No, your labtests according to antibodies have been normal, so the answer should be NO. The thyroid function tests that Prof. Edwards is asking for does not include rT3, so a NO is an appropriate answer to the third question.
The rT3 test is debated among endocrinologists as it is said to be very changeable from moment to moment. Therefore it is of limited value if not the symptoms point to a build-up of T4.
I agree with @Ema that the signs and symptoms are very important, as sometimes labtests fail to show thyroid problems.
I wouldn´t say that ME/CFS and hypothyroidism present with the same symptoms. A check of basal temperature and your morning puls is a good start. This site www.stopthethyroidmadness.com has a lot of good information.
Your bloodwork doesn't go far enough to explain hypothyroid symptoms.
I'm going through the same situation, but t3 is dependant upon cortisol levels as well. Have you had a cortisol saliva test done? A high reverse t3 could suggest high cortisol. you may have 1.8 nmol/L t3, but how much of that actually gets into the cells? Perhaps your t3 was lower if your cortisol was lower. (assuming that's the problem).

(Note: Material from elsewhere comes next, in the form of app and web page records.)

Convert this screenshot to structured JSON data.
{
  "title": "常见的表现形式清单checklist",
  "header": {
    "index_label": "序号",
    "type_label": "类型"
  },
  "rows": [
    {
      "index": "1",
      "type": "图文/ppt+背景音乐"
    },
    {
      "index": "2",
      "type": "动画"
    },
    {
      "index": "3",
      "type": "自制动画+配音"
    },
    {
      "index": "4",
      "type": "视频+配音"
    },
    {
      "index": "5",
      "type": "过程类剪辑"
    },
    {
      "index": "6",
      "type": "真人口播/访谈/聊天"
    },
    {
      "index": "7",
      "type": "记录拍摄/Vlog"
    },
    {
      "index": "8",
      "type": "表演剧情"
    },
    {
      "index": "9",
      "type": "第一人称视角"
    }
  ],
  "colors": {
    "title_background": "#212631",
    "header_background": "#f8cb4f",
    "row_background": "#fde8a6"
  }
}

Based on your numbers, I would investigate your adrenal glands.
Ok drob31, thanks. I wanted to ask you all something else about my results. On this web page i found it says:
"With the RT3 labwork, you are not necessarily looking for a Reverse T3 result high in the range, though that in itself can be a good clue. Instead, you are looking for a problem in the ratio between the RT3 and the Free T3. i.e dividing the Free T3 by the Reverse T3 (Free T3 ÷ RT3)…though they need to be in the same measurement. See the I hate math heading below). For healthy amounts of RT3, The ratio result should be 20 or larger. If lower, you may have a problem. Janie has noted that many patients without an excess RT3 issue have a result of 23 or 24."
So i used this calculator to convert my RT3 from ng/dl (36) to nmol/l(0.55).
Then i used this calculator to get the ratio from my free T3 (4.5 pmol/L) to my RT3 (0.55 nmol/L)
So this means my free T3 is about 8 times higher than my RT3 unless one of the calculators is wrong.
On that website it claimed that it should be at least 20 times higher or the T3 will not be getting into your cells.
I was just wondering if anyone can confirm if this is correct?
The ratio used there is very controversial. I've read that as well, and my ratio is 14. However, there are allot of factors and variables, and you can't really base everything on the ratio.
If your body is taking much of the t4 and converting it in to rt3, instead of t3, it is doing so to down regulate. If the adrenal glands aren't recieving the proper signals to produce enough cortisol or at the proper times this can cause the elevated rt3, as can high cortisol.
The problem is rt3 is allot more complicated. Your body could be down regulating metabolism because it thinks you're starving. So if you're dieting this can happen or if you have issues with leptin, this can happen as well. Of course this could be fixed by dieting, such as low carb.
I think your first step is to do a cortisol saliva test to see where you are at with that. The adrenals seem to be the most complicated part of the puzzle to solve.
I agree with @Ema that the signs and symptoms are very important, as sometimes labtests fail to show thyroid problems. [/quote]
I can attest to this. My blood test showed normal in all thyroid parameters and yet I am convinced that I am hypo.
Atleast according to Ray Peat, a couple signs of hypo would be low CO2 levels and high estrogen levels. I have both of those. Also body temps and and pulse bpm's may not always be that predictive. According to him, norepinephrine can be raised which will help in keeping temps and bpm's up to compensate. Haven't taken my temp recently, but anytime I have, they have been normal and sometimes slightly low, but never low enough to alert me to being hypo. As far as my resting pulse bpm's, they have been consistently around 85 bpm's. And according to Peat, a more predictive measure would be the Achilles heel reflex test, where if your leg on return comes back slowly like a nuismatic door closing. When doing this to myself, mine does the same.